Charlotte Mason

Be sure to check out our Nature Study pinterest board & Charlotte Mason pinterest board!

We’ve shared here on the Winter Promise blog about Charlotte Mason before. Be sure to read Kaeryn’s post here, you don’t want to miss reading about what Kaeryn personally learned by homeschooling the Charlotte Mason way!

Today we want to share 10 of the simplest ways to incorporate a Charlotte Mason education into your own home. This post is not an all-comprehensive guide to Charlotte Mason. This is just 10 easy ways to get started implementing these fabulous ideas from Charlotte Mason!

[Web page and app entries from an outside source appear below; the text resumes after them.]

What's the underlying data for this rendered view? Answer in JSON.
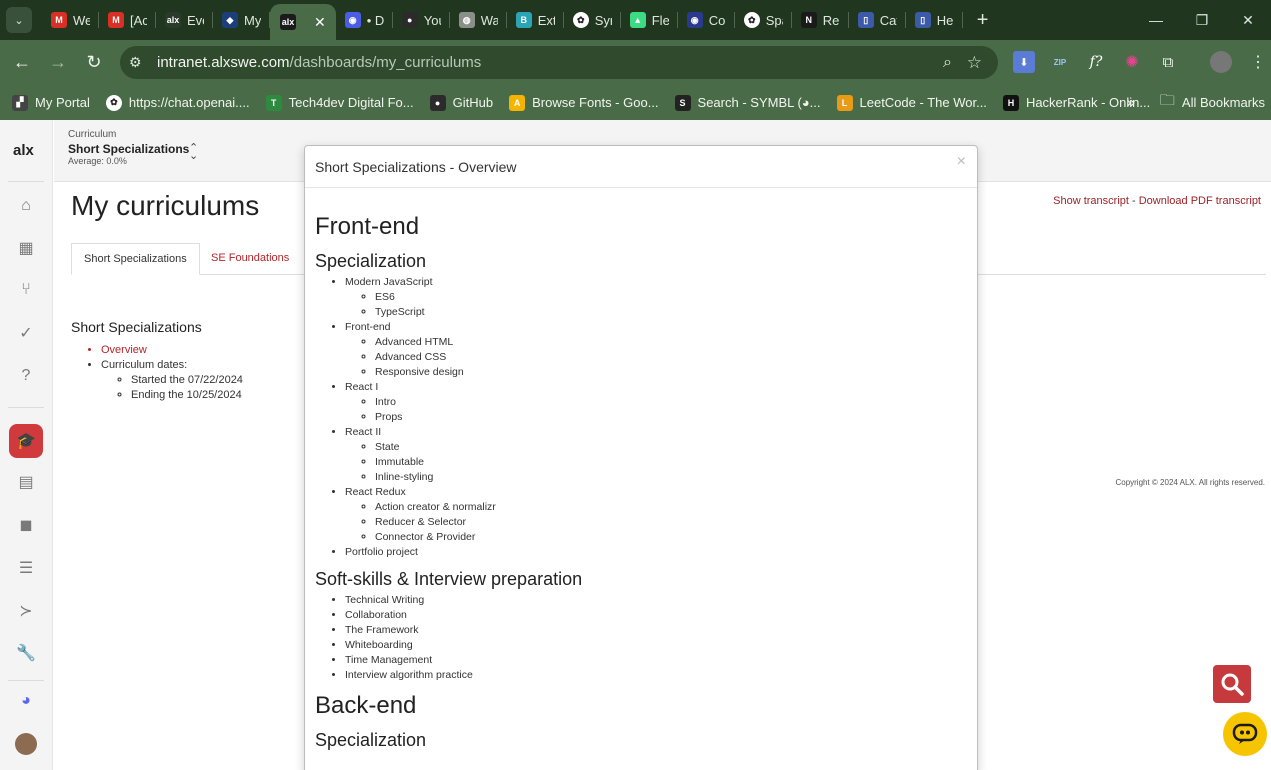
{
  "browser": {
    "tabs": [
      {
        "icon": "gmail-icon",
        "label": "We",
        "color": "#d93025",
        "glyph": "M"
      },
      {
        "icon": "gmail-icon",
        "label": "[Ac",
        "color": "#d93025",
        "glyph": "M"
      },
      {
        "icon": "alx-icon",
        "label": "Eve",
        "color": "#2b3b2a",
        "glyph": "alx"
      },
      {
        "icon": "azure-icon",
        "label": "My",
        "color": "#1c3f7a",
        "glyph": "◆"
      },
      {
        "icon": "alx-icon",
        "label": "",
        "color": "#1b1b1b",
        "glyph": "alx",
        "active": true
      },
      {
        "icon": "chrome-icon",
        "label": "• D",
        "color": "#4b5de4",
        "glyph": "◉"
      },
      {
        "icon": "github-icon",
        "label": "You",
        "color": "#2b2b2b",
        "glyph": "●"
      },
      {
        "icon": "globe-icon",
        "label": "Wa",
        "color": "#8a8f8a",
        "glyph": "◍"
      },
      {
        "icon": "bootstrap-icon",
        "label": "Ext",
        "color": "#2ba5b5",
        "glyph": "B"
      },
      {
        "icon": "openai-icon",
        "label": "Syr",
        "color": "#ffffff",
        "glyph": "✿"
      },
      {
        "icon": "android-icon",
        "label": "Fle",
        "color": "#3ddc84",
        "glyph": "▲"
      },
      {
        "icon": "cursor-icon",
        "label": "Co",
        "color": "#2a3b8f",
        "glyph": "◉"
      },
      {
        "icon": "openai-icon",
        "label": "Spa",
        "color": "#ffffff",
        "glyph": "✿"
      },
      {
        "icon": "nextjs-icon",
        "label": "Re",
        "color": "#1a1a1a",
        "glyph": "N"
      },
      {
        "icon": "doc-icon",
        "label": "Cat",
        "color": "#3b5ba8",
        "glyph": "▯"
      },
      {
        "icon": "doc-icon",
        "label": "He",
        "color": "#3b5ba8",
        "glyph": "▯"
      }
    ],
    "active_close": "✕",
    "new_tab": "+",
    "url_host": "intranet.alxswe.com",
    "url_path": "/dashboards/my_curriculums",
    "bookmarks": [
      {
        "icon": "portal-icon",
        "label": "My Portal",
        "color": "#444",
        "glyph": "▞"
      },
      {
        "icon": "openai-icon",
        "label": "https://chat.openai....",
        "color": "#ffffff",
        "glyph": "✿"
      },
      {
        "icon": "tech4dev-icon",
        "label": "Tech4dev Digital Fo...",
        "color": "#2d8a3e",
        "glyph": "T"
      },
      {
        "icon": "github-icon",
        "label": "GitHub",
        "color": "#2b2b2b",
        "glyph": "●"
      },
      {
        "icon": "fonts-icon",
        "label": "Browse Fonts - Goo...",
        "color": "#f4b400",
        "glyph": "A"
      },
      {
        "icon": "symbl-icon",
        "label": "Search - SYMBL (◕...",
        "color": "#222",
        "glyph": "S"
      },
      {
        "icon": "leetcode-icon",
        "label": "LeetCode - The Wor...",
        "color": "#e79b16",
        "glyph": "L"
      },
      {
        "icon": "hackerrank-icon",
        "label": "HackerRank - Onlin...",
        "color": "#111",
        "glyph": "H"
      }
    ],
    "more_bookmarks": "»",
    "all_bookmarks": "All Bookmarks"
  },
  "app": {
    "logo": "alx",
    "curriculum_label": "Curriculum",
    "curriculum_name": "Short Specializations",
    "curriculum_average": "Average: 0.0%",
    "page_title": "My curriculums",
    "show_transcript": "Show transcript",
    "separator": " - ",
    "download_transcript": "Download PDF transcript",
    "tabs": [
      "Short Specializations",
      "SE Foundations"
    ],
    "section_title": "Short Specializations",
    "overview_link": "Overview",
    "dates_label": "Curriculum dates:",
    "started": "Started the 07/22/2024",
    "ending": "Ending the 10/25/2024",
    "copyright": "Copyright © 2024 ALX. All rights reserved."
  },
  "modal": {
    "title": "Short Specializations - Overview",
    "close": "×",
    "frontend_heading": "Front-end",
    "specialization_heading": "Specialization",
    "specialization_items": [
      {
        "label": "Modern JavaScript",
        "children": [
          "ES6",
          "TypeScript"
        ]
      },
      {
        "label": "Front-end",
        "children": [
          "Advanced HTML",
          "Advanced CSS",
          "Responsive design"
        ]
      },
      {
        "label": "React I",
        "children": [
          "Intro",
          "Props"
        ]
      },
      {
        "label": "React II",
        "children": [
          "State",
          "Immutable",
          "Inline-styling"
        ]
      },
      {
        "label": "React Redux",
        "children": [
          "Action creator & normalizr",
          "Reducer & Selector",
          "Connector & Provider"
        ]
      },
      {
        "label": "Portfolio project",
        "children": []
      }
    ],
    "softskills_heading": "Soft-skills & Interview preparation",
    "softskills_items": [
      "Technical Writing",
      "Collaboration",
      "The Framework",
      "Whiteboarding",
      "Time Management",
      "Interview algorithm practice"
    ],
    "backend_heading": "Back-end",
    "backend_specialization_heading": "Specialization"
  },
  "colors": {
    "accent": "#d03a3d",
    "link": "#b3262a",
    "chrome_dark": "#20361f",
    "chrome": "#4a6b47",
    "chat_button": "#f7c500"
  }
}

10 easy ways to implement Charlotte Mason

1. Accept and even appreciate that you are going “against the grain.” No over-scheduling, no boring textbooks, no exhaustion from trying to “get it all in.”

 

2. Go on a nature walk and discuss what you see. Play in your backyard for hours. Let your child explore. Often.

 

3. Have your child start and keep a nature journal. Nothing elaborate. Just draw, label and date what you see in your own backyard!

 

4. Read a lot of good, living books together.

 

5. Observe and appreciate classical composers and artists. Listen to great music. Look at great art.

 

6. Simple Narrations. Don’t be scared of narrating! All this means is allowing your child to TELL BACK what they have read, heard, studied!

 

7. Short lessons. Yes, really! Most of us know by now that the longer you go on about something, the less your children hear! Charlotte Mason knew this and short lessons were one of the main points of her way of educating.

 

8. Copywork, then dictation. Don’t let this scare you either. Give your child beautiful writings ~ poems, hymns, Scriptures ~ to COPY correctly. This is copywork. Then, a few years into their schooling, begin dictation. Give the child a short passage to study, then read it to them and have them write it. You can work on grammar and spelling with these methods!

 

9. Reading aloud. Charlotte believed in reading to the children daily from the Bible and other great works quite frequently. Poetry, Shakespeare, biographies.

 

10. Morning lessons, afternoon free time. I love this scheduling idea from Charlotte Mason herself! Charlotte Mason knew that children needed to be outside, playing, free to explore, and work on handicrafts for many hours!

 

charlotte mason bug quote

What are some simple ways you can encourage nature study in your home? It doesn’t have to be difficult! We are going to be discussing some ways that you can easily & simply study nature in the coming weeks! We would love to have you join us! And share your ideas with us, too!

Would it truly be possible to find NINE different homeschooling approaches in ONE curriculum? At Winter Promise, we believe it is possible! Let us share how…

many methods

 

Winter Promise truly takes the best of all of the homeschooling world and brings it together! Here are the different approaches you will find inside Winter Promise products:

  1. Charlotte Mason ~ joyful learning, journaling, making family memories while learning
  2. Literature Based ~ fantastic living book choices in each program
  3. Hands-On ~ lots & lots of “open and go” activities /projects
  4. Classical ~ history themes that can repeat, with new facets each time
  5. Notebooking/Lapbooking ~ exclusive timeline, note booking, and journaling pages
  6. Unit Studies ~ unified themes and cross-curricular Language Arts programs to reinforce topics
  7. Ebooks ~ digital options for guides, books, and resources allow you to use tablets and laptops for school
  8. Multimedia ~ Internet linked guides, DVD suggestions
  9. Workbooks ~ easy to use workbook options for Language Arts or Math